Quarantine to Shall Pass

A phrase that comes to mind often during this current pandemic is, “This too shall pass.”

We have watched, at first in denial, then in horror, during these past months, as the world around us has rapidly been changing. We have witnessed our communities begin to buckle as the rate of infection has continued to spread. 

Being quarantined at home, apart from our friends, families, jobs and schools has caused insurmountable grief and fear.

One thing I’ve been reminded of recently, time and time again, is how resilient we truly are.  From isolation and a total disconnect from our loved ones, many of us are now beginning to tentatively reach out to one another once again.  On many city sidewalks, chalk drawings left in a childish scrawl communicate messages of hope.  Posters can be glimpsed, taped to windows, displaying thanks to first responders.  

Even in crisis, we are finding opportunities to heal and we are discovering ways to adapt. Hope is necessary to find our strength to keep going despite the circumstances we have been faced with.

Signs of hope are emerging from the darkness

We are discovering how to get by with less and to fill our time with more meaningful pastimes.  Families are rediscovering board games long ago put away on the shelf, as well as the art of making simple home science experiments or baking together.  Shortly after the school closures, the various school boards were successful in creating a distance e-learning platform.  Many employers have been able to incorporate steps to allow their staff to work remotely and virtual meetings are becoming commonplace.  Restaurants are now adapting to the forced closures and are now partnering with delivery companies.  

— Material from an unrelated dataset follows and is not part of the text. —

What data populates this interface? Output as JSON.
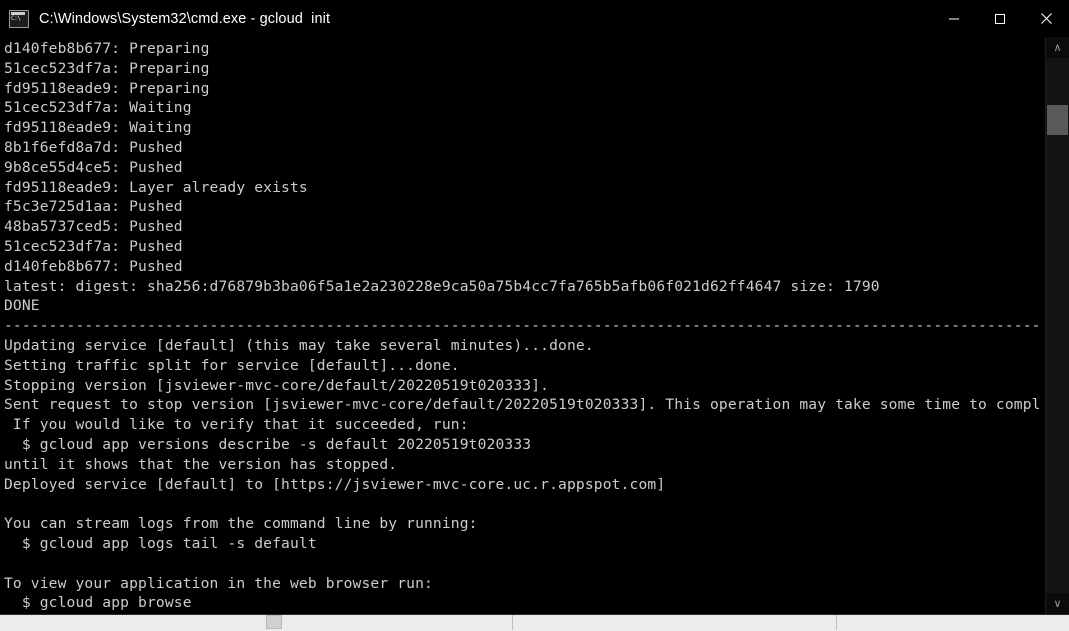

Signs of hope are emerging from the darkness. After months apart, leaving care packages outside the homes of loved ones, participating in drive-by celebrations, and joining groups to share activity ideas, recipes exchanges are also becoming a welcome respite.  As we adapt to our new normal, we gain a finer appreciation of what we have, how little we need and how lucky we truly are.

No longer are items being hoarded from stores, but instead are now being donated to healthcare workers. Enough masks are being made, and communities are starting to slowly repair the seams as gloved hands are reaching out together once more.  Children are learning the value of what they have and many are spending their time volunteering to help those less fortunate by pulling weeds for an elderly neighbour or donating sandwiches for the homeless.

It is easy to lose hope, but as the world continues to shift, remember, “this too shall pass”.

Sheri Macneall